Russian President Vladimir Putin met President Barack Obama on the sidelines of the annual summit of the Group of Eight in Northern Ireland.
The leaders issued a joint statement saying they would cooperate on cybersecurity threats. Transparency measures would ensure cybersecurity exercises were understood as benign and both sides would work to address broad-based national security concerns.
"We recognize that threats to or in the use of [computer technologies] include political-military and criminal threats, as well as threats of a terrorist nature, and are some of the most serious national and international security challenges we face in the 21st Century," a joint statement published Monday said.

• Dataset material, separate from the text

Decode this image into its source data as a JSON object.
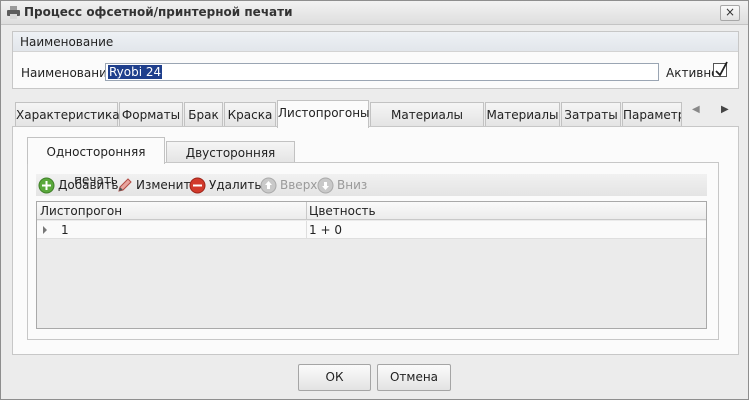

Cybercrime and cybersecurity challenges moved to the forefront of the international security debate after the Chinese military was suspected of targeting U.S. defensive networks. The Chinese government denies the allegations.

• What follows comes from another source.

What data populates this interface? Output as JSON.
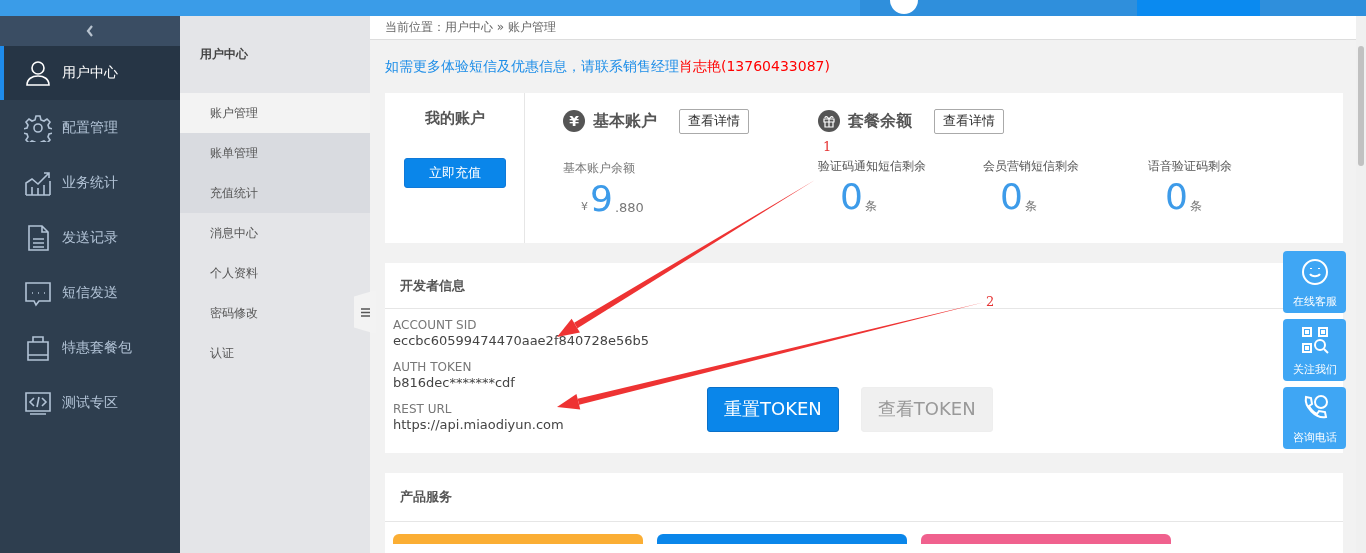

For their part, European lawmakers said they were concerned by intelligence gathering online, saying privacy and national security should go hand-in-hand.
A May report from Internet security provider Trend Micro said political leaders are aware of the growing dangers of cybercrime but efforts are restricted in terms of expertise and a general lack of resources.
The U.S.-Russian declaration said cybersecurity cooperation was "necessary" to protect broad international interests.